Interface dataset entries

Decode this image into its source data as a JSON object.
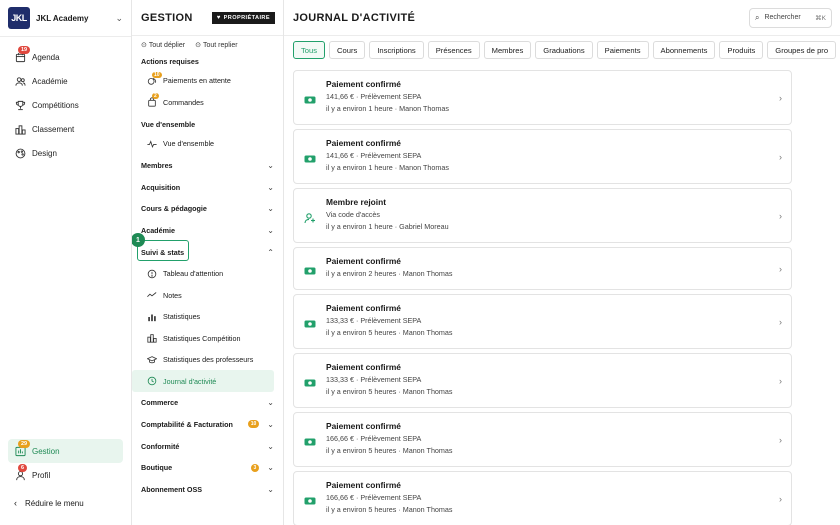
{
  "rail": {
    "brand_initials": "JKL",
    "brand_name": "JKL Academy",
    "items": [
      {
        "label": "Agenda",
        "icon": "calendar-icon",
        "badge": "19"
      },
      {
        "label": "Académie",
        "icon": "users-icon"
      },
      {
        "label": "Compétitions",
        "icon": "trophy-icon"
      },
      {
        "label": "Classement",
        "icon": "ranking-icon"
      },
      {
        "label": "Design",
        "icon": "palette-icon"
      }
    ],
    "bottom": [
      {
        "label": "Gestion",
        "icon": "chart-icon",
        "badge": "29"
      },
      {
        "label": "Profil",
        "icon": "user-icon",
        "badge": "6"
      }
    ],
    "reduce_label": "Réduire le menu"
  },
  "panel": {
    "title": "GESTION",
    "owner_badge": "PROPRIÉTAIRE",
    "expand_all": "Tout déplier",
    "collapse_all": "Tout replier",
    "actions_title": "Actions requises",
    "actions": [
      {
        "label": "Paiements en attente",
        "badge": "10"
      },
      {
        "label": "Commandes",
        "badge": "2"
      }
    ],
    "overview_title": "Vue d'ensemble",
    "overview_item": "Vue d'ensemble",
    "groups_top": [
      "Membres",
      "Acquisition",
      "Cours & pédagogie",
      "Académie"
    ],
    "focus_number": "1",
    "suivi_label": "Suivi & stats",
    "suivi_items": [
      "Tableau d'attention",
      "Notes",
      "Statistiques",
      "Statistiques Compétition",
      "Statistiques des professeurs",
      "Journal d'activité"
    ],
    "groups_bottom": [
      {
        "label": "Commerce"
      },
      {
        "label": "Comptabilité & Facturation",
        "badge": "10"
      },
      {
        "label": "Conformité"
      },
      {
        "label": "Boutique",
        "badge": "3"
      },
      {
        "label": "Abonnement OSS"
      }
    ]
  },
  "main": {
    "title": "JOURNAL D'ACTIVITÉ",
    "search_label": "Rechercher",
    "search_kbd": "⌘K",
    "tabs": [
      "Tous",
      "Cours",
      "Inscriptions",
      "Présences",
      "Membres",
      "Graduations",
      "Paiements",
      "Abonnements",
      "Produits",
      "Groupes de pro"
    ],
    "cards": [
      {
        "title": "Paiement confirmé",
        "line1": "141,66 € · Prélèvement SEPA",
        "line2": "il y a environ 1 heure · Manon Thomas",
        "icon": "money-icon"
      },
      {
        "title": "Paiement confirmé",
        "line1": "141,66 € · Prélèvement SEPA",
        "line2": "il y a environ 1 heure · Manon Thomas",
        "icon": "money-icon"
      },
      {
        "title": "Membre rejoint",
        "line1": "Via code d'accès",
        "line2": "il y a environ 1 heure · Gabriel Moreau",
        "icon": "user-plus-icon"
      },
      {
        "title": "Paiement confirmé",
        "line1": "",
        "line2": "il y a environ 2 heures · Manon Thomas",
        "icon": "money-icon"
      },
      {
        "title": "Paiement confirmé",
        "line1": "133,33 € · Prélèvement SEPA",
        "line2": "il y a environ 5 heures · Manon Thomas",
        "icon": "money-icon"
      },
      {
        "title": "Paiement confirmé",
        "line1": "133,33 € · Prélèvement SEPA",
        "line2": "il y a environ 5 heures · Manon Thomas",
        "icon": "money-icon"
      },
      {
        "title": "Paiement confirmé",
        "line1": "166,66 € · Prélèvement SEPA",
        "line2": "il y a environ 5 heures · Manon Thomas",
        "icon": "money-icon"
      },
      {
        "title": "Paiement confirmé",
        "line1": "166,66 € · Prélèvement SEPA",
        "line2": "il y a environ 5 heures · Manon Thomas",
        "icon": "money-icon"
      }
    ]
  },
  "colors": {
    "accent": "#22a06b",
    "badge_red": "#e0483e",
    "badge_amber": "#e8a01d",
    "brand": "#1f2d6b"
  }
}
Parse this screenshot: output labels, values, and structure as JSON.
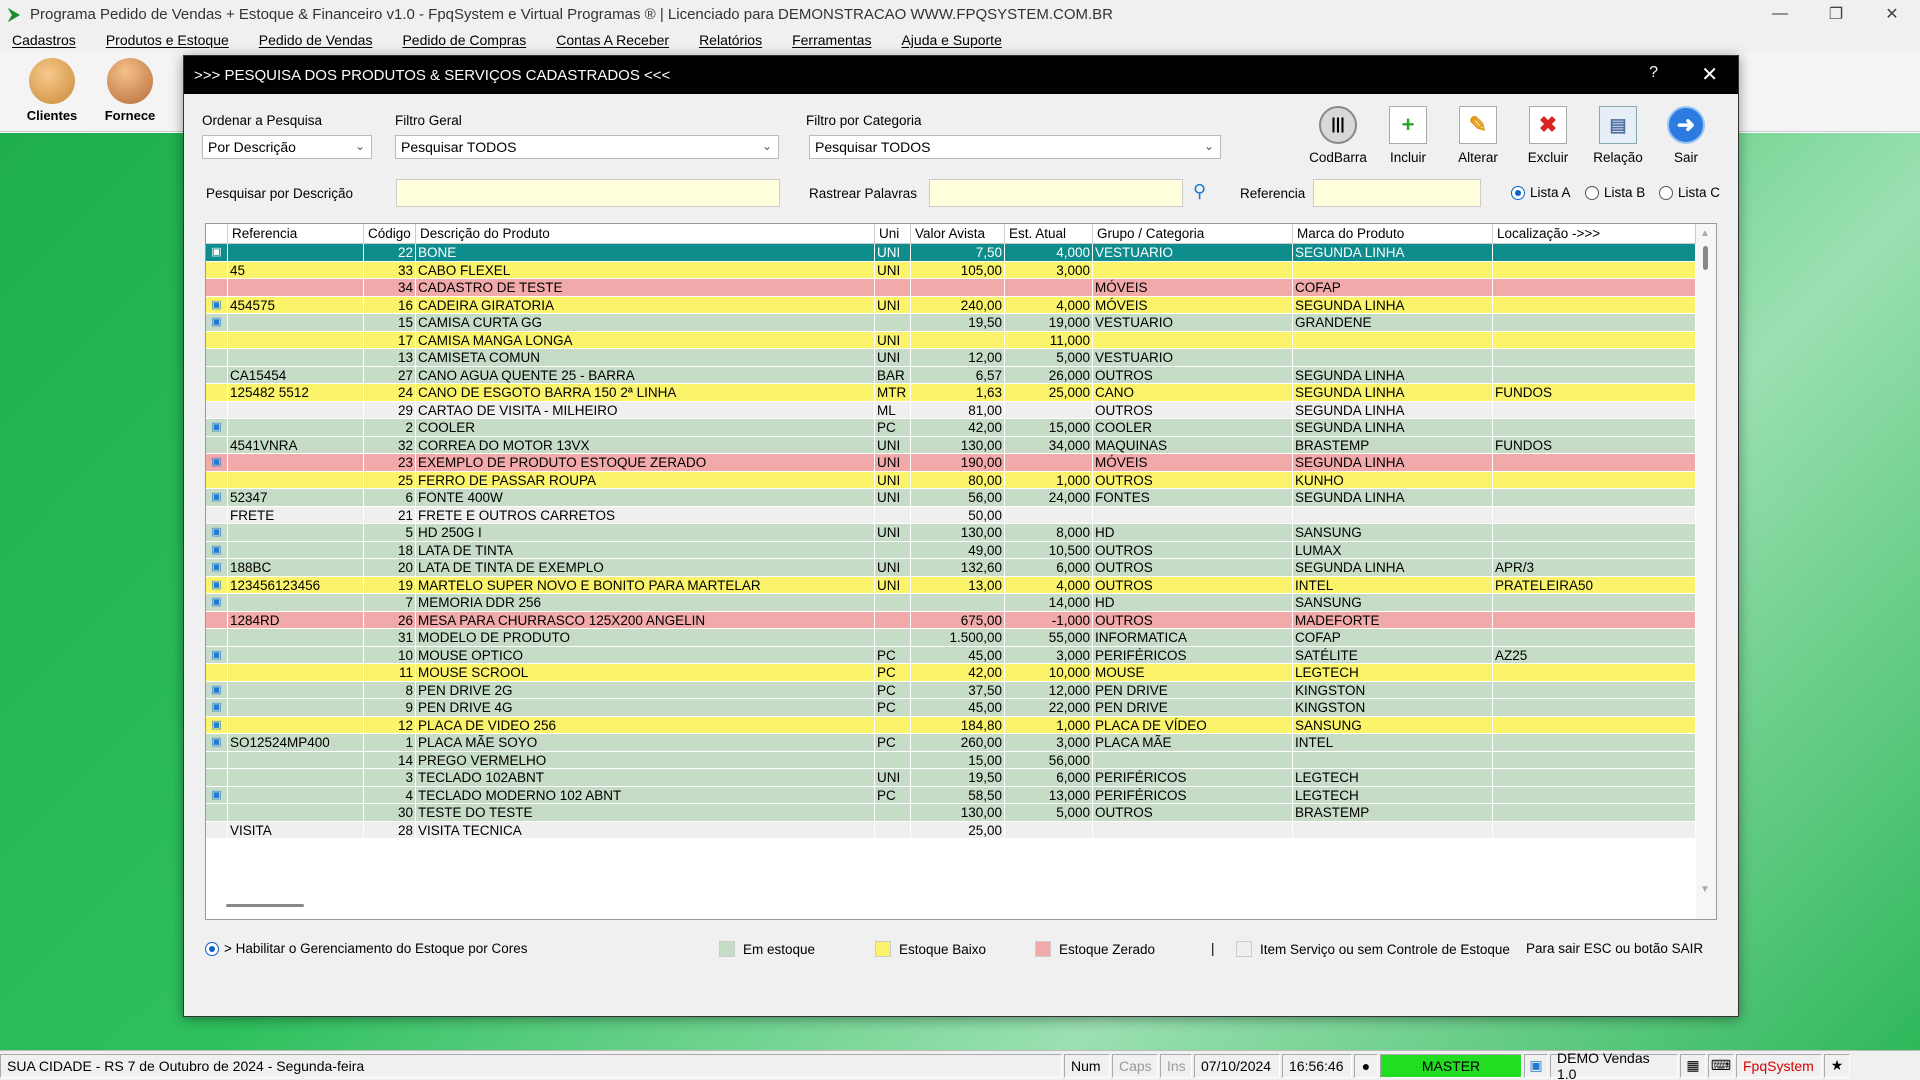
{
  "window": {
    "title": "Programa Pedido de Vendas + Estoque & Financeiro v1.0 - FpqSystem e Virtual Programas ® | Licenciado para  DEMONSTRACAO WWW.FPQSYSTEM.COM.BR"
  },
  "menu": [
    "Cadastros",
    "Produtos e Estoque",
    "Pedido de Vendas",
    "Pedido de Compras",
    "Contas A Receber",
    "Relatórios",
    "Ferramentas",
    "Ajuda e Suporte"
  ],
  "toolbar": {
    "clientes": "Clientes",
    "fornece": "Fornece"
  },
  "modal": {
    "title": ">>>  PESQUISA DOS PRODUTOS & SERVIÇOS CADASTRADOS  <<<",
    "help": "?",
    "ordenar_label": "Ordenar a Pesquisa",
    "ordenar_value": "Por Descrição",
    "filtro_geral_label": "Filtro Geral",
    "filtro_geral_value": "Pesquisar TODOS",
    "filtro_cat_label": "Filtro por Categoria",
    "filtro_cat_value": "Pesquisar TODOS",
    "pesq_desc_label": "Pesquisar por Descrição",
    "rastrear_label": "Rastrear Palavras",
    "referencia_label": "Referencia",
    "buttons": {
      "codbarra": "CodBarra",
      "incluir": "Incluir",
      "alterar": "Alterar",
      "excluir": "Excluir",
      "relacao": "Relação",
      "sair": "Sair"
    },
    "lists": {
      "a": "Lista A",
      "b": "Lista B",
      "c": "Lista C"
    }
  },
  "grid": {
    "headers": [
      "Referencia",
      "Código",
      "Descrição do Produto",
      "Uni",
      "Valor Avista",
      "Est. Atual",
      "Grupo / Categoria",
      "Marca do Produto",
      "Localização ->>>"
    ],
    "rows": [
      {
        "ic": true,
        "ref": "",
        "cod": "22",
        "desc": "BONE",
        "uni": "UNI",
        "val": "7,50",
        "est": "4,000",
        "grp": "VESTUARIO",
        "mar": "SEGUNDA LINHA",
        "loc": "",
        "color": "sel"
      },
      {
        "ic": false,
        "ref": "45",
        "cod": "33",
        "desc": "CABO FLEXEL",
        "uni": "UNI",
        "val": "105,00",
        "est": "3,000",
        "grp": "",
        "mar": "",
        "loc": "",
        "color": "yellow"
      },
      {
        "ic": false,
        "ref": "",
        "cod": "34",
        "desc": "CADASTRO DE TESTE",
        "uni": "",
        "val": "",
        "est": "",
        "grp": "MÓVEIS",
        "mar": "COFAP",
        "loc": "",
        "color": "red"
      },
      {
        "ic": true,
        "ref": "454575",
        "cod": "16",
        "desc": "CADEIRA GIRATORIA",
        "uni": "UNI",
        "val": "240,00",
        "est": "4,000",
        "grp": "MÓVEIS",
        "mar": "SEGUNDA LINHA",
        "loc": "",
        "color": "yellow"
      },
      {
        "ic": true,
        "ref": "",
        "cod": "15",
        "desc": "CAMISA CURTA GG",
        "uni": "",
        "val": "19,50",
        "est": "19,000",
        "grp": "VESTUARIO",
        "mar": "GRANDENE",
        "loc": "",
        "color": "green"
      },
      {
        "ic": false,
        "ref": "",
        "cod": "17",
        "desc": "CAMISA MANGA LONGA",
        "uni": "UNI",
        "val": "",
        "est": "11,000",
        "grp": "",
        "mar": "",
        "loc": "",
        "color": "yellow"
      },
      {
        "ic": false,
        "ref": "",
        "cod": "13",
        "desc": "CAMISETA COMUN",
        "uni": "UNI",
        "val": "12,00",
        "est": "5,000",
        "grp": "VESTUARIO",
        "mar": "",
        "loc": "",
        "color": "green"
      },
      {
        "ic": false,
        "ref": "CA15454",
        "cod": "27",
        "desc": "CANO AGUA QUENTE 25 - BARRA",
        "uni": "BAR",
        "val": "6,57",
        "est": "26,000",
        "grp": "OUTROS",
        "mar": "SEGUNDA LINHA",
        "loc": "",
        "color": "green"
      },
      {
        "ic": false,
        "ref": "125482 5512",
        "cod": "24",
        "desc": "CANO DE ESGOTO BARRA 150 2ª LINHA",
        "uni": "MTR",
        "val": "1,63",
        "est": "25,000",
        "grp": "CANO",
        "mar": "SEGUNDA LINHA",
        "loc": "FUNDOS",
        "color": "yellow"
      },
      {
        "ic": false,
        "ref": "",
        "cod": "29",
        "desc": "CARTAO DE VISITA - MILHEIRO",
        "uni": "ML",
        "val": "81,00",
        "est": "",
        "grp": "OUTROS",
        "mar": "SEGUNDA LINHA",
        "loc": "",
        "color": "white"
      },
      {
        "ic": true,
        "ref": "",
        "cod": "2",
        "desc": "COOLER",
        "uni": "PC",
        "val": "42,00",
        "est": "15,000",
        "grp": "COOLER",
        "mar": "SEGUNDA LINHA",
        "loc": "",
        "color": "green"
      },
      {
        "ic": false,
        "ref": "4541VNRA",
        "cod": "32",
        "desc": "CORREA DO MOTOR 13VX",
        "uni": "UNI",
        "val": "130,00",
        "est": "34,000",
        "grp": "MAQUINAS",
        "mar": "BRASTEMP",
        "loc": "FUNDOS",
        "color": "green"
      },
      {
        "ic": true,
        "ref": "",
        "cod": "23",
        "desc": "EXEMPLO DE PRODUTO ESTOQUE ZERADO",
        "uni": "UNI",
        "val": "190,00",
        "est": "",
        "grp": "MÓVEIS",
        "mar": "SEGUNDA LINHA",
        "loc": "",
        "color": "red"
      },
      {
        "ic": false,
        "ref": "",
        "cod": "25",
        "desc": "FERRO DE PASSAR ROUPA",
        "uni": "UNI",
        "val": "80,00",
        "est": "1,000",
        "grp": "OUTROS",
        "mar": "KUNHO",
        "loc": "",
        "color": "yellow"
      },
      {
        "ic": true,
        "ref": "52347",
        "cod": "6",
        "desc": "FONTE 400W",
        "uni": "UNI",
        "val": "56,00",
        "est": "24,000",
        "grp": "FONTES",
        "mar": "SEGUNDA LINHA",
        "loc": "",
        "color": "green"
      },
      {
        "ic": false,
        "ref": "FRETE",
        "cod": "21",
        "desc": "FRETE E OUTROS CARRETOS",
        "uni": "",
        "val": "50,00",
        "est": "",
        "grp": "",
        "mar": "",
        "loc": "",
        "color": "white"
      },
      {
        "ic": true,
        "ref": "",
        "cod": "5",
        "desc": "HD 250G   I",
        "uni": "UNI",
        "val": "130,00",
        "est": "8,000",
        "grp": "HD",
        "mar": "SANSUNG",
        "loc": "",
        "color": "green"
      },
      {
        "ic": true,
        "ref": "",
        "cod": "18",
        "desc": "LATA DE TINTA",
        "uni": "",
        "val": "49,00",
        "est": "10,500",
        "grp": "OUTROS",
        "mar": "LUMAX",
        "loc": "",
        "color": "green"
      },
      {
        "ic": true,
        "ref": "188BC",
        "cod": "20",
        "desc": "LATA DE TINTA DE EXEMPLO",
        "uni": "UNI",
        "val": "132,60",
        "est": "6,000",
        "grp": "OUTROS",
        "mar": "SEGUNDA LINHA",
        "loc": "APR/3",
        "color": "green"
      },
      {
        "ic": true,
        "ref": "123456123456",
        "cod": "19",
        "desc": "MARTELO SUPER NOVO E BONITO PARA MARTELAR",
        "uni": "UNI",
        "val": "13,00",
        "est": "4,000",
        "grp": "OUTROS",
        "mar": "INTEL",
        "loc": "PRATELEIRA50",
        "color": "yellow"
      },
      {
        "ic": true,
        "ref": "",
        "cod": "7",
        "desc": "MEMORIA DDR 256",
        "uni": "",
        "val": "",
        "est": "14,000",
        "grp": "HD",
        "mar": "SANSUNG",
        "loc": "",
        "color": "green"
      },
      {
        "ic": false,
        "ref": "1284RD",
        "cod": "26",
        "desc": "MESA PARA CHURRASCO 125X200 ANGELIN",
        "uni": "",
        "val": "675,00",
        "est": "-1,000",
        "grp": "OUTROS",
        "mar": "MADEFORTE",
        "loc": "",
        "color": "red"
      },
      {
        "ic": false,
        "ref": "",
        "cod": "31",
        "desc": "MODELO DE PRODUTO",
        "uni": "",
        "val": "1.500,00",
        "est": "55,000",
        "grp": "INFORMATICA",
        "mar": "COFAP",
        "loc": "",
        "color": "green"
      },
      {
        "ic": true,
        "ref": "",
        "cod": "10",
        "desc": "MOUSE OPTICO",
        "uni": "PC",
        "val": "45,00",
        "est": "3,000",
        "grp": "PERIFÉRICOS",
        "mar": "SATÉLITE",
        "loc": "AZ25",
        "color": "green"
      },
      {
        "ic": false,
        "ref": "",
        "cod": "11",
        "desc": "MOUSE SCROOL",
        "uni": "PC",
        "val": "42,00",
        "est": "10,000",
        "grp": "MOUSE",
        "mar": "LEGTECH",
        "loc": "",
        "color": "yellow"
      },
      {
        "ic": true,
        "ref": "",
        "cod": "8",
        "desc": "PEN DRIVE 2G",
        "uni": "PC",
        "val": "37,50",
        "est": "12,000",
        "grp": "PEN DRIVE",
        "mar": "KINGSTON",
        "loc": "",
        "color": "green"
      },
      {
        "ic": true,
        "ref": "",
        "cod": "9",
        "desc": "PEN DRIVE 4G",
        "uni": "PC",
        "val": "45,00",
        "est": "22,000",
        "grp": "PEN DRIVE",
        "mar": "KINGSTON",
        "loc": "",
        "color": "green"
      },
      {
        "ic": true,
        "ref": "",
        "cod": "12",
        "desc": "PLACA DE VIDEO 256",
        "uni": "",
        "val": "184,80",
        "est": "1,000",
        "grp": "PLACA DE VÍDEO",
        "mar": "SANSUNG",
        "loc": "",
        "color": "yellow"
      },
      {
        "ic": true,
        "ref": "SO12524MP400",
        "cod": "1",
        "desc": "PLACA MÃE SOYO",
        "uni": "PC",
        "val": "260,00",
        "est": "3,000",
        "grp": "PLACA MÃE",
        "mar": "INTEL",
        "loc": "",
        "color": "green"
      },
      {
        "ic": false,
        "ref": "",
        "cod": "14",
        "desc": "PREGO VERMELHO",
        "uni": "",
        "val": "15,00",
        "est": "56,000",
        "grp": "",
        "mar": "",
        "loc": "",
        "color": "green"
      },
      {
        "ic": false,
        "ref": "",
        "cod": "3",
        "desc": "TECLADO 102ABNT",
        "uni": "UNI",
        "val": "19,50",
        "est": "6,000",
        "grp": "PERIFÉRICOS",
        "mar": "LEGTECH",
        "loc": "",
        "color": "green"
      },
      {
        "ic": true,
        "ref": "",
        "cod": "4",
        "desc": "TECLADO MODERNO 102 ABNT",
        "uni": "PC",
        "val": "58,50",
        "est": "13,000",
        "grp": "PERIFÉRICOS",
        "mar": "LEGTECH",
        "loc": "",
        "color": "green"
      },
      {
        "ic": false,
        "ref": "",
        "cod": "30",
        "desc": "TESTE DO TESTE",
        "uni": "",
        "val": "130,00",
        "est": "5,000",
        "grp": "OUTROS",
        "mar": "BRASTEMP",
        "loc": "",
        "color": "green"
      },
      {
        "ic": false,
        "ref": "VISITA",
        "cod": "28",
        "desc": "VISITA TECNICA",
        "uni": "",
        "val": "25,00",
        "est": "",
        "grp": "",
        "mar": "",
        "loc": "",
        "color": "white"
      }
    ]
  },
  "legend": {
    "habilitar": "> Habilitar o Gerenciamento do Estoque por Cores",
    "em_estoque": "Em estoque",
    "estoque_baixo": "Estoque Baixo",
    "estoque_zerado": "Estoque Zerado",
    "sep": "|",
    "servico": "Item Serviço ou sem Controle de Estoque",
    "sair_hint": "Para sair ESC ou botão SAIR",
    "colors": {
      "green": "#c6dcc6",
      "yellow": "#fbf46a",
      "red": "#f2a9a9",
      "white": "#efefef",
      "selected": "#0f8c8c"
    }
  },
  "status": {
    "city": "SUA CIDADE - RS  7 de Outubro de 2024 - Segunda-feira",
    "num": "Num",
    "caps": "Caps",
    "ins": "Ins",
    "date": "07/10/2024",
    "time": "16:56:46",
    "master": "MASTER",
    "demo": "DEMO Vendas 1.0",
    "brand": "FpqSystem"
  }
}
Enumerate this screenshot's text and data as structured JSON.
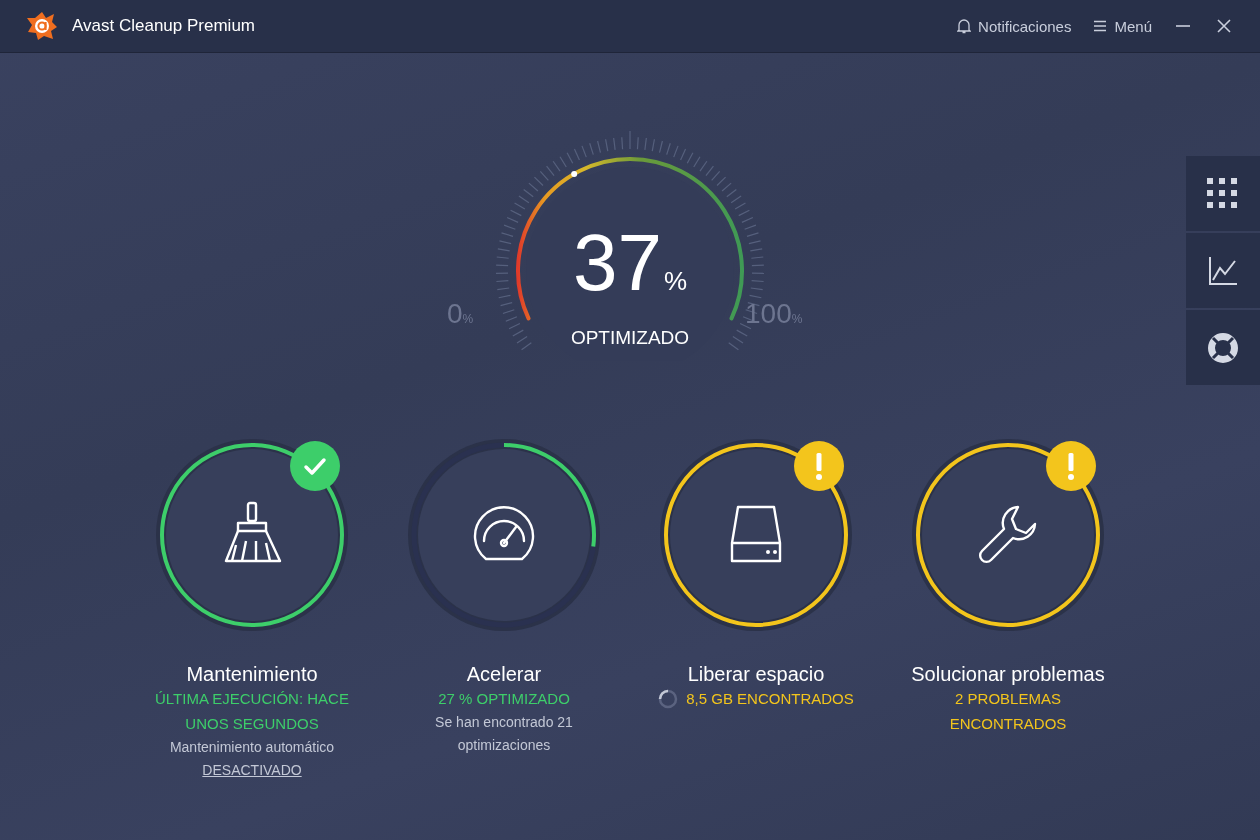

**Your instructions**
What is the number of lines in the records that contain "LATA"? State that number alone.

**Task response**
2